*RECORDED INFORMATION*
····················
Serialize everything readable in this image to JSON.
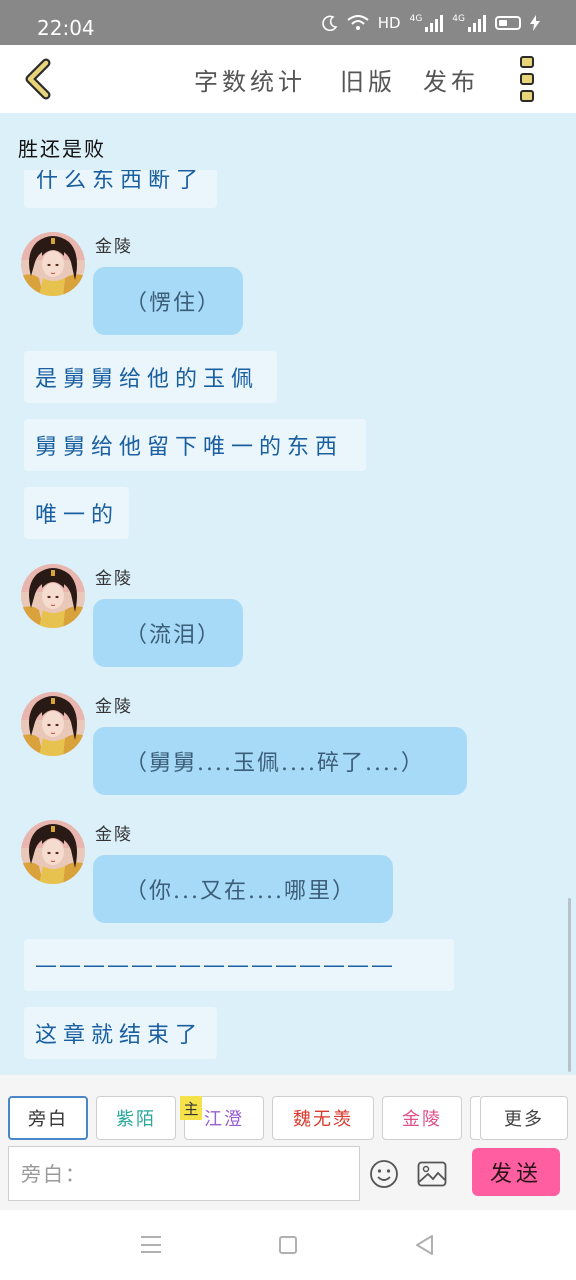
{
  "status_bar": {
    "time": "22:04",
    "network": "HD",
    "sim1": "4G",
    "sim2": "4G"
  },
  "toolbar": {
    "word_count": "字数统计",
    "old_version": "旧版",
    "publish": "发布"
  },
  "chat": {
    "title": "胜还是败",
    "clipped_message": "什么东西断了",
    "messages": [
      {
        "type": "character",
        "sender": "金陵",
        "text": "（愣住）"
      },
      {
        "type": "narration",
        "text": "是舅舅给他的玉佩"
      },
      {
        "type": "narration",
        "text": "舅舅给他留下唯一的东西"
      },
      {
        "type": "narration",
        "text": "唯一的"
      },
      {
        "type": "character",
        "sender": "金陵",
        "text": "（流泪）"
      },
      {
        "type": "character",
        "sender": "金陵",
        "text": "（舅舅....玉佩....碎了....）"
      },
      {
        "type": "character",
        "sender": "金陵",
        "text": "（你...又在....哪里）"
      },
      {
        "type": "narration",
        "text": "———————————————"
      },
      {
        "type": "narration",
        "text": "这章就结束了"
      }
    ]
  },
  "roles": [
    {
      "label": "旁白",
      "color": "#333333"
    },
    {
      "label": "紫陌",
      "color": "#2aa79b"
    },
    {
      "label": "江澄",
      "color": "#9a5fd0"
    },
    {
      "label": "魏无羡",
      "color": "#d83a2e"
    },
    {
      "label": "金陵",
      "color": "#e0508a"
    },
    {
      "label": "更多",
      "color": "#444444"
    }
  ],
  "main_badge": "主",
  "input": {
    "placeholder": "旁白："
  },
  "send_label": "发送",
  "colors": {
    "bubble": "#a6daf7",
    "narration_bg": "#eaf6fc",
    "narration_text": "#1a5fa0",
    "chat_bg": "#dcf0fa",
    "send": "#ff5fa0",
    "accent": "#4a87c8"
  },
  "icons": [
    "back-chevron-icon",
    "more-vertical-icon",
    "emoji-icon",
    "image-icon",
    "menu-icon",
    "home-icon",
    "back-triangle-icon"
  ]
}
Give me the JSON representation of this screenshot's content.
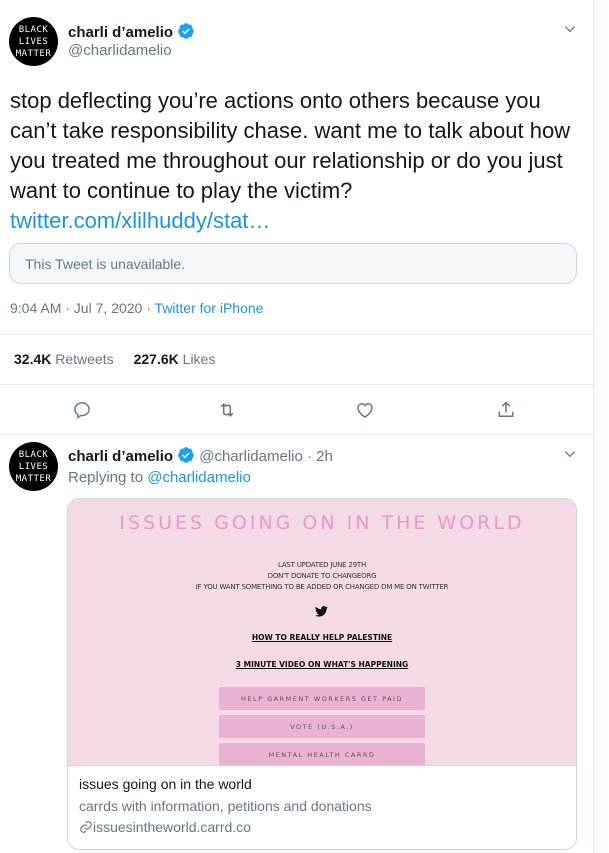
{
  "tweet": {
    "avatar_lines": [
      "BLACK",
      "LIVES",
      "MATTER"
    ],
    "name": "charli d’amelio",
    "handle": "@charlidamelio",
    "text": "stop deflecting you’re actions onto others because you can’t take responsibility chase. want me to talk about how you treated me throughout our relationship or do you just want to continue to play the victim?",
    "link": "twitter.com/xlilhuddy/stat…",
    "quoted_unavailable": "This Tweet is unavailable.",
    "timestamp": "9:04 AM · Jul 7, 2020",
    "separator": " · ",
    "source": "Twitter for iPhone",
    "retweets_count": "32.4K",
    "retweets_label": "Retweets",
    "likes_count": "227.6K",
    "likes_label": "Likes"
  },
  "actions": [
    "reply-icon",
    "retweet-icon",
    "like-icon",
    "share-icon"
  ],
  "reply": {
    "avatar_lines": [
      "BLACK",
      "LIVES",
      "MATTER"
    ],
    "name": "charli d’amelio",
    "handle": "@charlidamelio",
    "time": "· 2h",
    "replying_prefix": "Replying to",
    "replying_to": "@charlidamelio",
    "card": {
      "image_title": "ISSUES GOING ON IN THE WORLD",
      "lines": [
        "LAST UPDATED JUNE 29TH",
        "DON'T DONATE TO CHANGEORG",
        "IF YOU WANT SOMETHING TO BE ADDED OR CHANGED DM ME ON TWITTER"
      ],
      "link1": "HOW TO REALLY HELP PALESTINE",
      "link2": "3 MINUTE VIDEO ON WHAT'S HAPPENING",
      "buttons": [
        "HELP GARMENT WORKERS GET PAID",
        "VOTE (U.S.A.)",
        "MENTAL HEALTH CARRD"
      ],
      "title": "issues going on in the world",
      "description": "carrds with information, petitions and donations",
      "url": "issuesintheworld.carrd.co"
    }
  },
  "colors": {
    "accent": "#1b95e0",
    "card_bg": "#f4d9e7",
    "card_title": "#e59ac6",
    "card_button": "#e9b2d2"
  }
}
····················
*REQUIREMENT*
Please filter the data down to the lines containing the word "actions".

*SOLUTION FOR THIS PROBLEM*
    "text": "stop deflecting you’re actions onto others because you can’t take responsibility chase. want me to talk about how you treated me throughout our relationship or do you just want to continue to play the victim?",
  "actions": [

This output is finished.